━━ Record set

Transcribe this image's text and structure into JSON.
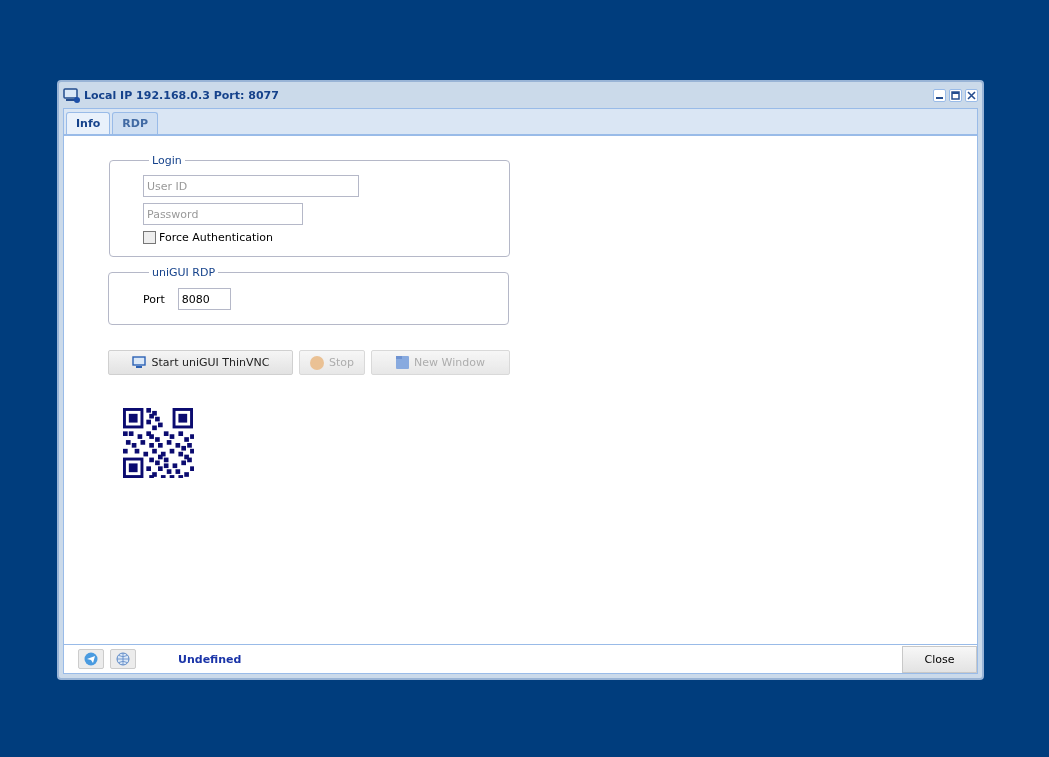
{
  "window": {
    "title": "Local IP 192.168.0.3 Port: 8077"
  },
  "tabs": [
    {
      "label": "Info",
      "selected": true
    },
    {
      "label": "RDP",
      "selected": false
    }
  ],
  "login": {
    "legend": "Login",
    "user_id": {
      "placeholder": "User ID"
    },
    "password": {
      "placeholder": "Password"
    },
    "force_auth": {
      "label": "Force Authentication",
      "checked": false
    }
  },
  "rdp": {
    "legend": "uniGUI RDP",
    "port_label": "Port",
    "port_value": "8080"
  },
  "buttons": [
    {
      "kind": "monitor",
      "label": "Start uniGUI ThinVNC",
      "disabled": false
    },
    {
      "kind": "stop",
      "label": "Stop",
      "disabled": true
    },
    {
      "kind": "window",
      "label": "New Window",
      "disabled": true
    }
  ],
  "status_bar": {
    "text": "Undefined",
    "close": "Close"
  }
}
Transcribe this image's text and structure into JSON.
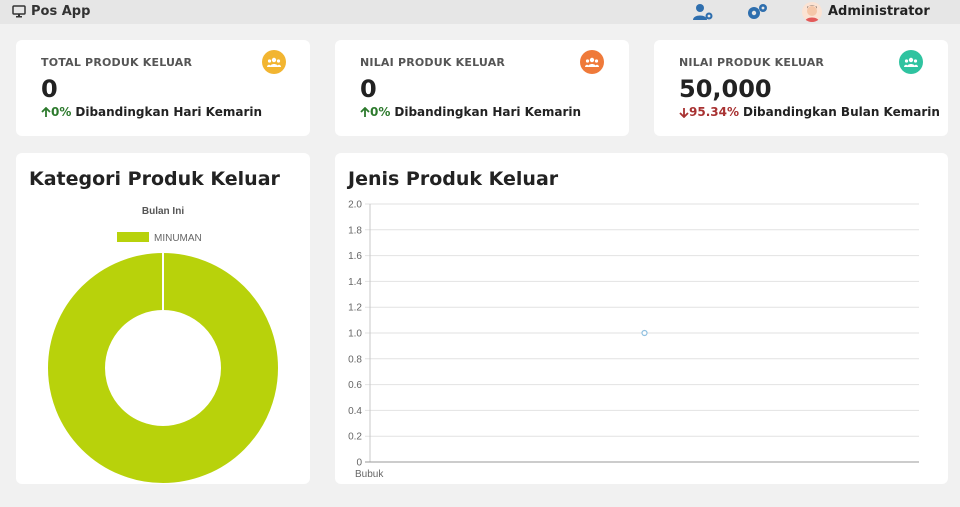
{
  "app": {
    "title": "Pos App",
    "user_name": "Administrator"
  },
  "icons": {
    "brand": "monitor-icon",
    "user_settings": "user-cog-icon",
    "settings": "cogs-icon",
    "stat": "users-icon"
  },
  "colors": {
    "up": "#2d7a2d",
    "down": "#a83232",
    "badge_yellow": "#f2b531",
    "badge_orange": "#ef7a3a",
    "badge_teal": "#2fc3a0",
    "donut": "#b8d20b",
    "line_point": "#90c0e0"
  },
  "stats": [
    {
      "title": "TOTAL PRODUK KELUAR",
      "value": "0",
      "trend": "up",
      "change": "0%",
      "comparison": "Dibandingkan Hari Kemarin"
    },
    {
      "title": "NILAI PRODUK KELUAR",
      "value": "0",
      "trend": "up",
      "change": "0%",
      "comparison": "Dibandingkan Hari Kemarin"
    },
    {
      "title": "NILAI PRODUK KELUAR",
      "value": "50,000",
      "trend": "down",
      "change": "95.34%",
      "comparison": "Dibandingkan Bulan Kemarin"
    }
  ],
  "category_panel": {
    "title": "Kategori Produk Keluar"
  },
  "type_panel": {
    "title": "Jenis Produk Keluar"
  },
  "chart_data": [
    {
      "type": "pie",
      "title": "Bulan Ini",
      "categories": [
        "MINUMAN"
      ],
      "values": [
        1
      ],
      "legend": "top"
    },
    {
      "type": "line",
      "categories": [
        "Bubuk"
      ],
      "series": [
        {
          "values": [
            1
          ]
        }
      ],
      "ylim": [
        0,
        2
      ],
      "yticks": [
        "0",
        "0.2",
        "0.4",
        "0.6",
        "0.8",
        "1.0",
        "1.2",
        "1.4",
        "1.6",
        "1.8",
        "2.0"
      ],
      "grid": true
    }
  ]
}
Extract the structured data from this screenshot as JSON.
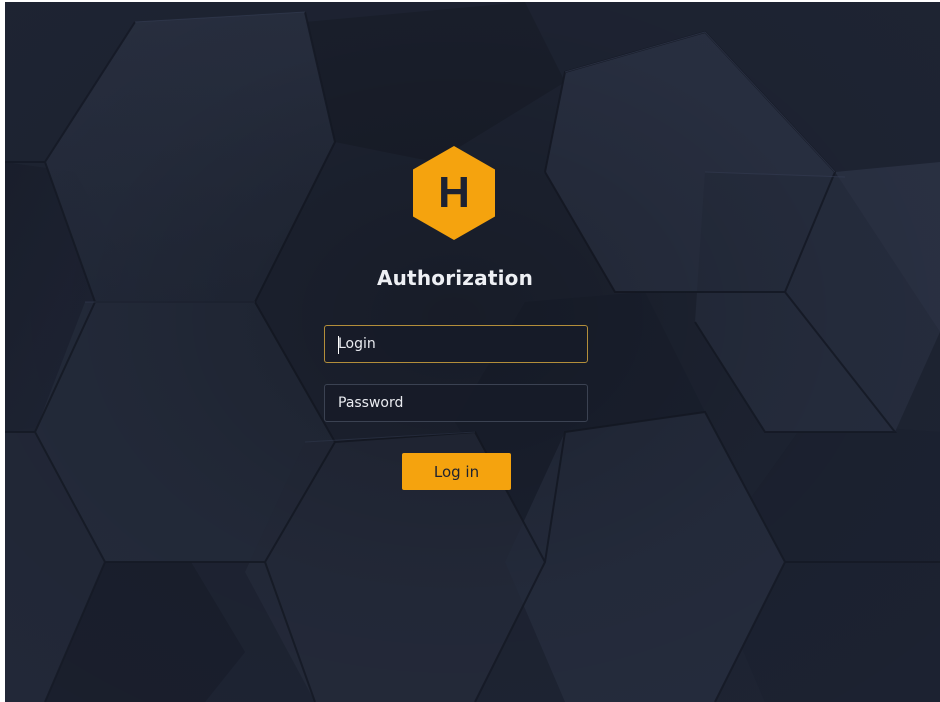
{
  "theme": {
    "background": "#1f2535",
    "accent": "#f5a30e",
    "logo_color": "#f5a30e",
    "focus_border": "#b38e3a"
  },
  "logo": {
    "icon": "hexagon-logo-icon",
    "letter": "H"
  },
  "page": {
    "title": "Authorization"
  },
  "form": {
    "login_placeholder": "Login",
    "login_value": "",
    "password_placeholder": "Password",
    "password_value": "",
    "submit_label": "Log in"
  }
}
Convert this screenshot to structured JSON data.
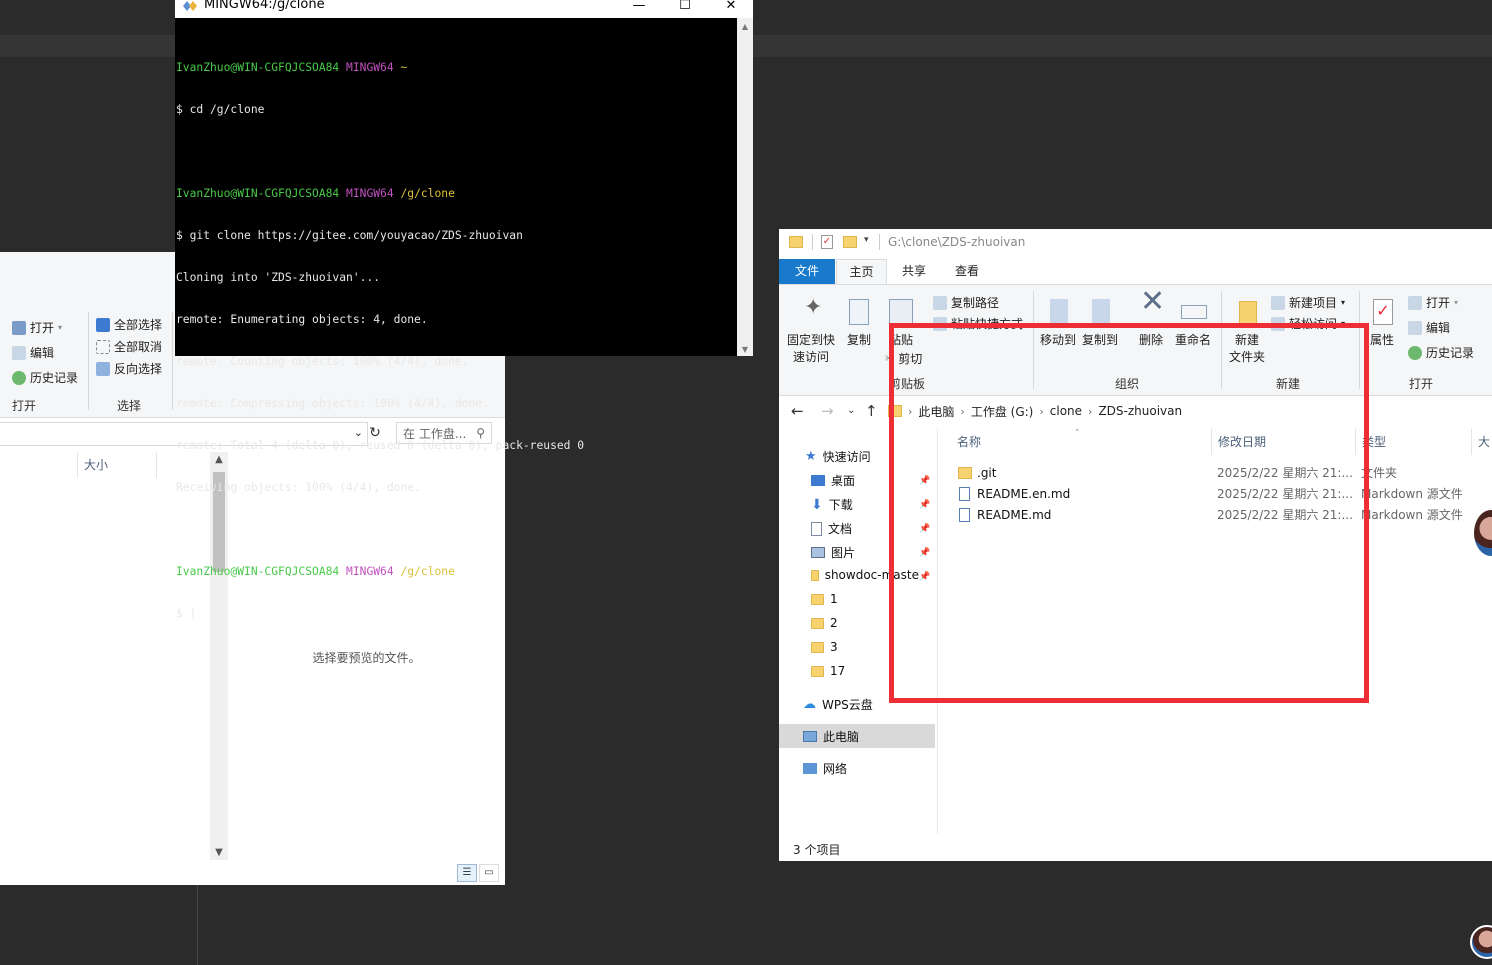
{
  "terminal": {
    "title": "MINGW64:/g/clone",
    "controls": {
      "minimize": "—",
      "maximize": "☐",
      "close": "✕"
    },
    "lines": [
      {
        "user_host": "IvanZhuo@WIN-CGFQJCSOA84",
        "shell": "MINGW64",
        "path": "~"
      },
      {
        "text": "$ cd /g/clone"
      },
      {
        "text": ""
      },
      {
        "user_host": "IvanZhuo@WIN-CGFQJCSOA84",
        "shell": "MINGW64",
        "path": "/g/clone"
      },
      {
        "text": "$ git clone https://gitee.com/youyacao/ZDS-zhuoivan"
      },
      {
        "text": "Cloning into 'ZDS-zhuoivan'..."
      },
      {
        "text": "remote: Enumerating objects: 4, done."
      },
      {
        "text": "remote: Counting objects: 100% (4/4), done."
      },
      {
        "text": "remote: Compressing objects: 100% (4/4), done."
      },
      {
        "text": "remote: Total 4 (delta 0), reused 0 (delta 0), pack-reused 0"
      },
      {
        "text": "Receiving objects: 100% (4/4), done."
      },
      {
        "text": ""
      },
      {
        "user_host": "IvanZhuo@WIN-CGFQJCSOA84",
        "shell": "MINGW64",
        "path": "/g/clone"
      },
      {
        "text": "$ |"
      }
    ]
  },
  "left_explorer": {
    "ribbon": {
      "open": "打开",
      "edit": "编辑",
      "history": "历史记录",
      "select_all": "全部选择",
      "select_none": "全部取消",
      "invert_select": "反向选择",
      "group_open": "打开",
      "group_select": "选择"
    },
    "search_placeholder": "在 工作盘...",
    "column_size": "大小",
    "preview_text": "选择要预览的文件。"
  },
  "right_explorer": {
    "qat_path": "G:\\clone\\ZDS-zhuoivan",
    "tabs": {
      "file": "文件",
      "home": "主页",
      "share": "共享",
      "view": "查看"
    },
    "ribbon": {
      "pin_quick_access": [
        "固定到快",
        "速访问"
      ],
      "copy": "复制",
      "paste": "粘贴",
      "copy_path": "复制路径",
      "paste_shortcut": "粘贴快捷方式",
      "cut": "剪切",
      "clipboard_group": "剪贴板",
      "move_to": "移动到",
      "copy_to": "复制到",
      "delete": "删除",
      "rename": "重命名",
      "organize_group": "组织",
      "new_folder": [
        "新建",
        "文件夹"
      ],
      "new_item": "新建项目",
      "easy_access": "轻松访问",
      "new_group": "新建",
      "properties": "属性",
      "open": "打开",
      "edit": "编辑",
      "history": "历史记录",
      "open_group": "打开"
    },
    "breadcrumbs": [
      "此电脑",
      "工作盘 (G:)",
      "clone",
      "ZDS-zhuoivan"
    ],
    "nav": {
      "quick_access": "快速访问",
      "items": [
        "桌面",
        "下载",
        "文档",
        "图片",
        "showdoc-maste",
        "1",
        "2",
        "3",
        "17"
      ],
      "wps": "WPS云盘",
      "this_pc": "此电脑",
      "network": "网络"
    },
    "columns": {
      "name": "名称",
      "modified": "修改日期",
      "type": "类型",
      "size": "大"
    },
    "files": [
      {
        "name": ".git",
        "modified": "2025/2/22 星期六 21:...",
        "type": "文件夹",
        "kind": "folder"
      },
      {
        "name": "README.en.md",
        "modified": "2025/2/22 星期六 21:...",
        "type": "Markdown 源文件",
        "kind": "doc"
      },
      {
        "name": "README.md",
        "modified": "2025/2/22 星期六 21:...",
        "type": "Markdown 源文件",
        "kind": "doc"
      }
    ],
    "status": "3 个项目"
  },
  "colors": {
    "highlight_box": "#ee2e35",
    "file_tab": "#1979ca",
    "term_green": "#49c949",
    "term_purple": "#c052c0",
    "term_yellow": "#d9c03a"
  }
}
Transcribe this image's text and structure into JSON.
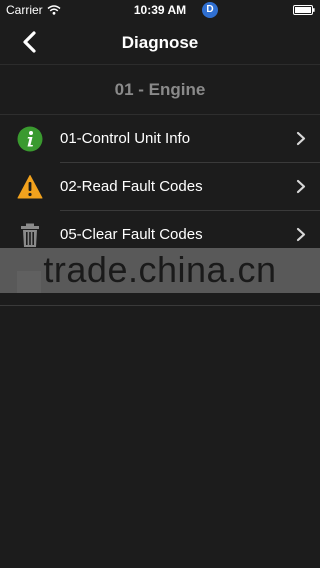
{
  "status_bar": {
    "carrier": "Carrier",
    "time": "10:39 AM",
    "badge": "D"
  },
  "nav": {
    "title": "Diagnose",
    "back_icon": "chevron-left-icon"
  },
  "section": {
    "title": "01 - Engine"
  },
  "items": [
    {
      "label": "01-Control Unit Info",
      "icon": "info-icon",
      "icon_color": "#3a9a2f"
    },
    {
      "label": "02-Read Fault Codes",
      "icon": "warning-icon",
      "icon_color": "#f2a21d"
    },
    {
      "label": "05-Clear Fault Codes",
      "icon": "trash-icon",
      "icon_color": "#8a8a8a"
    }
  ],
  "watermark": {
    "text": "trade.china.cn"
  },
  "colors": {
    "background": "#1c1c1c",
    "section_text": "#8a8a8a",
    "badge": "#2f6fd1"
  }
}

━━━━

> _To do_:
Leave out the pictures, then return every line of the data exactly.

> _Response_:
Transcribe this image's text and structure into JSON.
{
  "window": {
    "title": "Local IP 192.168.0.3 Port: 8077"
  },
  "tabs": [
    {
      "label": "Info",
      "selected": true
    },
    {
      "label": "RDP",
      "selected": false
    }
  ],
  "login": {
    "legend": "Login",
    "user_id": {
      "placeholder": "User ID"
    },
    "password": {
      "placeholder": "Password"
    },
    "force_auth": {
      "label": "Force Authentication",
      "checked": false
    }
  },
  "rdp": {
    "legend": "uniGUI RDP",
    "port_label": "Port",
    "port_value": "8080"
  },
  "buttons": [
    {
      "kind": "monitor",
      "label": "Start uniGUI ThinVNC",
      "disabled": false
    },
    {
      "kind": "stop",
      "label": "Stop",
      "disabled": true
    },
    {
      "kind": "window",
      "label": "New Window",
      "disabled": true
    }
  ],
  "status_bar": {
    "text": "Undefined",
    "close": "Close"
  }
}
Transcribe this image's text and structure into JSON.
{
  "app": {
    "title": "Pos App",
    "user_name": "Administrator"
  },
  "icons": {
    "brand": "monitor-icon",
    "user_settings": "user-cog-icon",
    "settings": "cogs-icon",
    "stat": "users-icon"
  },
  "colors": {
    "up": "#2d7a2d",
    "down": "#a83232",
    "badge_yellow": "#f2b531",
    "badge_orange": "#ef7a3a",
    "badge_teal": "#2fc3a0",
    "donut": "#b8d20b",
    "line_point": "#90c0e0"
  },
  "stats": [
    {
      "title": "TOTAL PRODUK KELUAR",
      "value": "0",
      "trend": "up",
      "change": "0%",
      "comparison": "Dibandingkan Hari Kemarin"
    },
    {
      "title": "NILAI PRODUK KELUAR",
      "value": "0",
      "trend": "up",
      "change": "0%",
      "comparison": "Dibandingkan Hari Kemarin"
    },
    {
      "title": "NILAI PRODUK KELUAR",
      "value": "50,000",
      "trend": "down",
      "change": "95.34%",
      "comparison": "Dibandingkan Bulan Kemarin"
    }
  ],
  "category_panel": {
    "title": "Kategori Produk Keluar"
  },
  "type_panel": {
    "title": "Jenis Produk Keluar"
  },
  "chart_data": [
    {
      "type": "pie",
      "title": "Bulan Ini",
      "categories": [
        "MINUMAN"
      ],
      "values": [
        1
      ],
      "legend": "top"
    },
    {
      "type": "line",
      "categories": [
        "Bubuk"
      ],
      "series": [
        {
          "values": [
            1
          ]
        }
      ],
      "ylim": [
        0,
        2
      ],
      "yticks": [
        "0",
        "0.2",
        "0.4",
        "0.6",
        "0.8",
        "1.0",
        "1.2",
        "1.4",
        "1.6",
        "1.8",
        "2.0"
      ],
      "grid": true
    }
  ]
}
Extract the structured data from this screenshot as JSON.
{
  "theme": {
    "background": "#1f2535",
    "accent": "#f5a30e",
    "logo_color": "#f5a30e",
    "focus_border": "#b38e3a"
  },
  "logo": {
    "icon": "hexagon-logo-icon",
    "letter": "H"
  },
  "page": {
    "title": "Authorization"
  },
  "form": {
    "login_placeholder": "Login",
    "login_value": "",
    "password_placeholder": "Password",
    "password_value": "",
    "submit_label": "Log in"
  }
}
Convert this screenshot to structured JSON data.
{
  "terminal": {
    "title": "MINGW64:/g/clone",
    "controls": {
      "minimize": "—",
      "maximize": "☐",
      "close": "✕"
    },
    "lines": [
      {
        "user_host": "IvanZhuo@WIN-CGFQJCSOA84",
        "shell": "MINGW64",
        "path": "~"
      },
      {
        "text": "$ cd /g/clone"
      },
      {
        "text": ""
      },
      {
        "user_host": "IvanZhuo@WIN-CGFQJCSOA84",
        "shell": "MINGW64",
        "path": "/g/clone"
      },
      {
        "text": "$ git clone https://gitee.com/youyacao/ZDS-zhuoivan"
      },
      {
        "text": "Cloning into 'ZDS-zhuoivan'..."
      },
      {
        "text": "remote: Enumerating objects: 4, done."
      },
      {
        "text": "remote: Counting objects: 100% (4/4), done."
      },
      {
        "text": "remote: Compressing objects: 100% (4/4), done."
      },
      {
        "text": "remote: Total 4 (delta 0), reused 0 (delta 0), pack-reused 0"
      },
      {
        "text": "Receiving objects: 100% (4/4), done."
      },
      {
        "text": ""
      },
      {
        "user_host": "IvanZhuo@WIN-CGFQJCSOA84",
        "shell": "MINGW64",
        "path": "/g/clone"
      },
      {
        "text": "$ |"
      }
    ]
  },
  "left_explorer": {
    "ribbon": {
      "open": "打开",
      "edit": "编辑",
      "history": "历史记录",
      "select_all": "全部选择",
      "select_none": "全部取消",
      "invert_select": "反向选择",
      "group_open": "打开",
      "group_select": "选择"
    },
    "search_placeholder": "在 工作盘...",
    "column_size": "大小",
    "preview_text": "选择要预览的文件。"
  },
  "right_explorer": {
    "qat_path": "G:\\clone\\ZDS-zhuoivan",
    "tabs": {
      "file": "文件",
      "home": "主页",
      "share": "共享",
      "view": "查看"
    },
    "ribbon": {
      "pin_quick_access": [
        "固定到快",
        "速访问"
      ],
      "copy": "复制",
      "paste": "粘贴",
      "copy_path": "复制路径",
      "paste_shortcut": "粘贴快捷方式",
      "cut": "剪切",
      "clipboard_group": "剪贴板",
      "move_to": "移动到",
      "copy_to": "复制到",
      "delete": "删除",
      "rename": "重命名",
      "organize_group": "组织",
      "new_folder": [
        "新建",
        "文件夹"
      ],
      "new_item": "新建项目",
      "easy_access": "轻松访问",
      "new_group": "新建",
      "properties": "属性",
      "open": "打开",
      "edit": "编辑",
      "history": "历史记录",
      "open_group": "打开"
    },
    "breadcrumbs": [
      "此电脑",
      "工作盘 (G:)",
      "clone",
      "ZDS-zhuoivan"
    ],
    "nav": {
      "quick_access": "快速访问",
      "items": [
        "桌面",
        "下载",
        "文档",
        "图片",
        "showdoc-maste",
        "1",
        "2",
        "3",
        "17"
      ],
      "wps": "WPS云盘",
      "this_pc": "此电脑",
      "network": "网络"
    },
    "columns": {
      "name": "名称",
      "modified": "修改日期",
      "type": "类型",
      "size": "大"
    },
    "files": [
      {
        "name": ".git",
        "modified": "2025/2/22 星期六 21:...",
        "type": "文件夹",
        "kind": "folder"
      },
      {
        "name": "README.en.md",
        "modified": "2025/2/22 星期六 21:...",
        "type": "Markdown 源文件",
        "kind": "doc"
      },
      {
        "name": "README.md",
        "modified": "2025/2/22 星期六 21:...",
        "type": "Markdown 源文件",
        "kind": "doc"
      }
    ],
    "status": "3 个项目"
  },
  "colors": {
    "highlight_box": "#ee2e35",
    "file_tab": "#1979ca",
    "term_green": "#49c949",
    "term_purple": "#c052c0",
    "term_yellow": "#d9c03a"
  }
}
Transcribe this image's text and structure into JSON.
{
  "status_bar": {
    "carrier": "Carrier",
    "time": "10:39 AM",
    "badge": "D"
  },
  "nav": {
    "title": "Diagnose",
    "back_icon": "chevron-left-icon"
  },
  "section": {
    "title": "01 - Engine"
  },
  "items": [
    {
      "label": "01-Control Unit Info",
      "icon": "info-icon",
      "icon_color": "#3a9a2f"
    },
    {
      "label": "02-Read Fault Codes",
      "icon": "warning-icon",
      "icon_color": "#f2a21d"
    },
    {
      "label": "05-Clear Fault Codes",
      "icon": "trash-icon",
      "icon_color": "#8a8a8a"
    }
  ],
  "watermark": {
    "text": "trade.china.cn"
  },
  "colors": {
    "background": "#1c1c1c",
    "section_text": "#8a8a8a",
    "badge": "#2f6fd1"
  }
}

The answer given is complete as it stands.